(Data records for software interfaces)
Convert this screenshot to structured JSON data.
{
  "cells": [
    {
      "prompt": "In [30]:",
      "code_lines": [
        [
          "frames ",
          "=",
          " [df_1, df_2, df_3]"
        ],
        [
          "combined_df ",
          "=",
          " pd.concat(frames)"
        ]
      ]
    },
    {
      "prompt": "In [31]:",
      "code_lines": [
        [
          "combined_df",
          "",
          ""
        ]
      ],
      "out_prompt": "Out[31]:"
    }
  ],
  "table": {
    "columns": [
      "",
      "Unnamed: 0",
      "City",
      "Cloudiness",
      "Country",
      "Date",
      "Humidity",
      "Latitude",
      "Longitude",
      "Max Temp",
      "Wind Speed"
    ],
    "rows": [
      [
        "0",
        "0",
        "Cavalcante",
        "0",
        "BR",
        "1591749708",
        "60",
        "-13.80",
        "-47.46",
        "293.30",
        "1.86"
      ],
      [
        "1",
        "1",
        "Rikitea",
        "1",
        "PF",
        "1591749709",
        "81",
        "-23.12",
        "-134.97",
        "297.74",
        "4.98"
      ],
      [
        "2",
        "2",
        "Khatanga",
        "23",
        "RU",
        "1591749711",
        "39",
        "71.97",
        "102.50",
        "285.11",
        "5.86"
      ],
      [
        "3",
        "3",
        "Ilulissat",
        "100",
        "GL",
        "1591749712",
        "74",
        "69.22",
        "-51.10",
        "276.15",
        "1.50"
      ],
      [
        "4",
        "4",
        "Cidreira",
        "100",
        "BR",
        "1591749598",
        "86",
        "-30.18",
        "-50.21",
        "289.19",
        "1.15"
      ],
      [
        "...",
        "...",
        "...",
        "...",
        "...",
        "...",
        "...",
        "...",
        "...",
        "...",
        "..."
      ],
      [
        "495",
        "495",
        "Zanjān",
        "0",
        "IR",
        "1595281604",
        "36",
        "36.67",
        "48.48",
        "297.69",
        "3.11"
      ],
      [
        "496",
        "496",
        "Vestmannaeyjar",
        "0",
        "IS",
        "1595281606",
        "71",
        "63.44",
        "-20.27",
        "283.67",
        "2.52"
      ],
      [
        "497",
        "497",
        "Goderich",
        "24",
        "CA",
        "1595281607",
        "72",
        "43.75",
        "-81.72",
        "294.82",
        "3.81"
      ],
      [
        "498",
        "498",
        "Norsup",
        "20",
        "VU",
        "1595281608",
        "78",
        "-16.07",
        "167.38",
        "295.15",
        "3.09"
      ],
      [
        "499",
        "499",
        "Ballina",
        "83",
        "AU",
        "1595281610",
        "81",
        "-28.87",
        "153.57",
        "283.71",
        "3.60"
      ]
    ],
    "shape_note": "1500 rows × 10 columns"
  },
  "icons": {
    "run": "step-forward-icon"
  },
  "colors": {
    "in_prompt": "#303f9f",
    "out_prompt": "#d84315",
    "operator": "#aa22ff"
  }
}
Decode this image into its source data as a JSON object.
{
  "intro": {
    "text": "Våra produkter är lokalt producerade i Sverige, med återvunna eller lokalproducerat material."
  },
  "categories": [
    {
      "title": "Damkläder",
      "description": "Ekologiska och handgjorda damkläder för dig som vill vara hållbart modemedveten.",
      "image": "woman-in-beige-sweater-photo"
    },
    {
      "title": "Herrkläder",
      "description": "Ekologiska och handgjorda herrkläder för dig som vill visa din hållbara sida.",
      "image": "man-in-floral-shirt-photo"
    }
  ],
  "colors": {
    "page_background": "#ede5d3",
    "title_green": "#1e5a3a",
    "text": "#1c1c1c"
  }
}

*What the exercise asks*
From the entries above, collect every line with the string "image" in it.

*Answer section*
Decode this image into its source data as a JSON object.
      "image": "woman-in-beige-sweater-photo"
      "image": "man-in-floral-shirt-photo"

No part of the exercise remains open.